    relationship to be, you can gather the information you’d like from them. Then, whatever the response, you know where things stand, which provides clarity and prevents
    unnecessary anxiety.
  • Calling out when something is bothering you or when you need something from your partner. A challenge that I see is that people wait too long to seek counseling.

There is so much suppression of true feelings, wants, and expectations that someone is usually shocked or seemingly unaware of exactly how the build-up occurred. When you are assertive and able to hear their perspective, you can find a solution that works for both of you.

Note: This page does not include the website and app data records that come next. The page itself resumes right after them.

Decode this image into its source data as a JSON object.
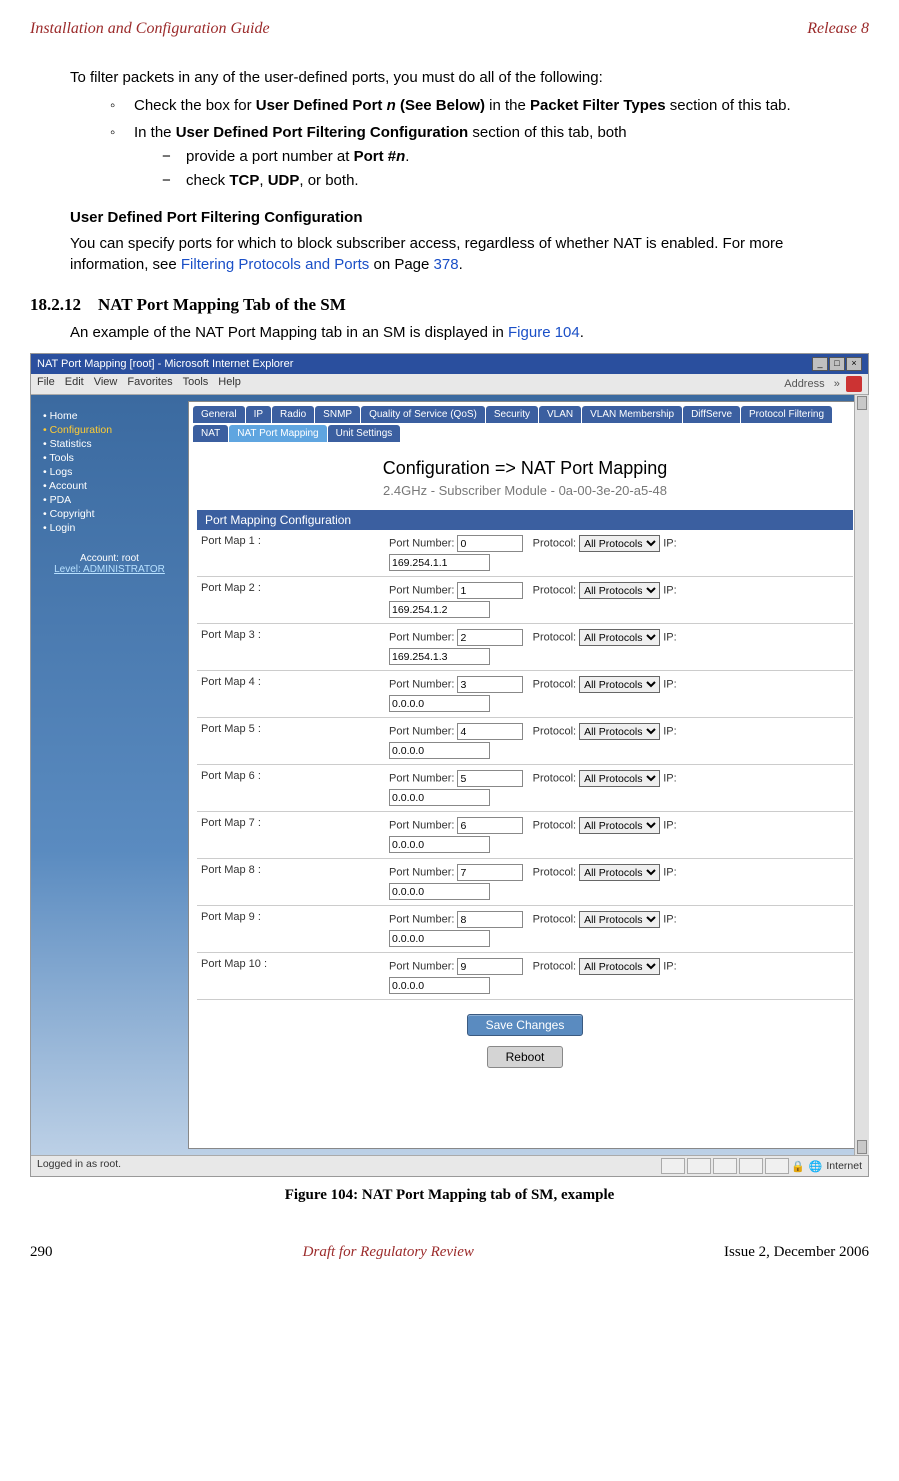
{
  "header": {
    "left": "Installation and Configuration Guide",
    "right": "Release 8"
  },
  "body": {
    "intro": "To filter packets in any of the user-defined ports, you must do all of the following:",
    "bullet1_pre": "Check the box for ",
    "bullet1_bold1": "User Defined Port ",
    "bullet1_em": "n",
    "bullet1_bold2": " (See Below)",
    "bullet1_mid": " in the ",
    "bullet1_bold3": "Packet Filter Types",
    "bullet1_post": " section of this tab.",
    "bullet2_pre": "In the ",
    "bullet2_bold": "User Defined Port Filtering Configuration",
    "bullet2_post": " section of this tab, both",
    "sub1_pre": "provide a port number at ",
    "sub1_bold": "Port #",
    "sub1_em": "n",
    "sub1_post": ".",
    "sub2_pre": "check ",
    "sub2_b1": "TCP",
    "sub2_mid": ", ",
    "sub2_b2": "UDP",
    "sub2_post": ", or both.",
    "subhead": "User Defined Port Filtering Configuration",
    "subpara_pre": "You can specify ports for which to block subscriber access, regardless of whether NAT is enabled. For more information, see ",
    "subpara_link": "Filtering Protocols and Ports",
    "subpara_mid": " on Page ",
    "subpara_page": "378",
    "subpara_post": ".",
    "section_num": "18.2.12",
    "section_title": "NAT Port Mapping Tab of the SM",
    "section_para_pre": "An example of the NAT Port Mapping tab in an SM is displayed in ",
    "section_para_link": "Figure 104",
    "section_para_post": "."
  },
  "screenshot": {
    "titlebar": "NAT Port Mapping [root] - Microsoft Internet Explorer",
    "menus": [
      "File",
      "Edit",
      "View",
      "Favorites",
      "Tools",
      "Help"
    ],
    "address_label": "Address",
    "sidebar_items": [
      "Home",
      "Configuration",
      "Statistics",
      "Tools",
      "Logs",
      "Account",
      "PDA",
      "Copyright",
      "Login"
    ],
    "account_line1": "Account: root",
    "account_line2": "Level: ADMINISTRATOR",
    "tabs_row1": [
      "General",
      "IP",
      "Radio",
      "SNMP",
      "Quality of Service (QoS)",
      "Security",
      "VLAN",
      "VLAN Membership",
      "DiffServe",
      "Protocol Filtering",
      "NAT"
    ],
    "tab_active": "NAT Port Mapping",
    "tabs_row1_after": [
      "Unit Settings"
    ],
    "page_title": "Configuration => NAT Port Mapping",
    "page_sub": "2.4GHz - Subscriber Module - 0a-00-3e-20-a5-48",
    "section_bar": "Port Mapping Configuration",
    "labels": {
      "port_number": "Port Number:",
      "protocol": "Protocol:",
      "ip_suffix": "IP:"
    },
    "protocol_option": "All Protocols",
    "port_maps": [
      {
        "label": "Port Map 1 :",
        "port": "0",
        "ip": "169.254.1.1"
      },
      {
        "label": "Port Map 2 :",
        "port": "1",
        "ip": "169.254.1.2"
      },
      {
        "label": "Port Map 3 :",
        "port": "2",
        "ip": "169.254.1.3"
      },
      {
        "label": "Port Map 4 :",
        "port": "3",
        "ip": "0.0.0.0"
      },
      {
        "label": "Port Map 5 :",
        "port": "4",
        "ip": "0.0.0.0"
      },
      {
        "label": "Port Map 6 :",
        "port": "5",
        "ip": "0.0.0.0"
      },
      {
        "label": "Port Map 7 :",
        "port": "6",
        "ip": "0.0.0.0"
      },
      {
        "label": "Port Map 8 :",
        "port": "7",
        "ip": "0.0.0.0"
      },
      {
        "label": "Port Map 9 :",
        "port": "8",
        "ip": "0.0.0.0"
      },
      {
        "label": "Port Map 10 :",
        "port": "9",
        "ip": "0.0.0.0"
      }
    ],
    "save_btn": "Save Changes",
    "reboot_btn": "Reboot",
    "status_left": "Logged in as root.",
    "status_right": "Internet"
  },
  "figure_caption": "Figure 104: NAT Port Mapping tab of SM, example",
  "footer": {
    "left": "290",
    "center": "Draft for Regulatory Review",
    "right": "Issue 2, December 2006"
  }
}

  • Having difficult conversations when you have a need that isn’t being met Avoiding topics that bother you about your partner or relationship may feel safe at first but can be detrimental. When we use communication, like passive aggression, we are sidestepping what we mean to say, hoping that our partner will just get it. While we save ourselves the discomfort of being direct, we will likely end up in a negative spiral with our partner. suggests the following ways to navigate difficult conversations:
  • Focus on one topic at a time.
  • Pick the right time to discuss it when you are feeling calm and your partner is feeling receptive.
  • Preface that you will be discussing a sensitive topic, frame it positively, and give examples of what you think might help solve it together.
  • Set ground rules of engagement, and if things become heated, give one another time to self-regulate before re-engaging.
  • Telling your partner what you DO want and not just what you don’t want. While it’s easy to get caught up in pointing out the behaviors of others that you don’t like, clearly communicating actions you would like and appreciate may increase the likelihood of it happening. By telling people what you like when they do it, you can share your appreciation and provide direct and helpful feedback about what you enjoy and would like more of.

Regardless of how long you’ve been in a relationship, no one is a mind reader. When we state the things we do want directly, clearly, and respectfully, it adds positivity to the relationship.

What Are Ways to Become More Assertive?

I recommend the following tips for becoming more assertive.

  • Know your current communication style. We need to know what we do in order to do something different. Once you are clear about what you want to change, set a personal goal to learn more about how to be assertive in relationship.
  • Practice, practice, practice. Assertive communication becomes easier the more you do it. It might feel uncomfortable at first, but the more you learn to flex this muscle, the closer you can get to becoming better at asking for what you want, need, and deserve that will add to your happiness.  Bradden suggested the following ways to practice.
  • Use a journal to track your progress.
  • Schedule time to practice being assertive.
  • Say “no” more often to things you don’t want to do.
  • Express yourself even when it feels uncomfortable.
  • Make a list of phrases that you want to integrate into the assertiveness lexicon and share them with your partner.
  • Increase your ability to withstand discomfort with healthy tension or friction, which may happen when you express yourself assertively.
  • Embrace setting boundaries as an act of self-love and lesson on how others should treat you. In order to be more assertive in our relationships, we must be clear with ourselves about our personal boundaries. Once you can define your boundaries, it becomes easier to assert your need and wants to your partner.
  • Seek out help from a mental health professional who can guide you toward becoming more assertive.

Assertiveness in relationships can help create healthy communication. However, being assertive doesn’t come naturally to everyone, but with practice, there are ways to learn to become more assertive.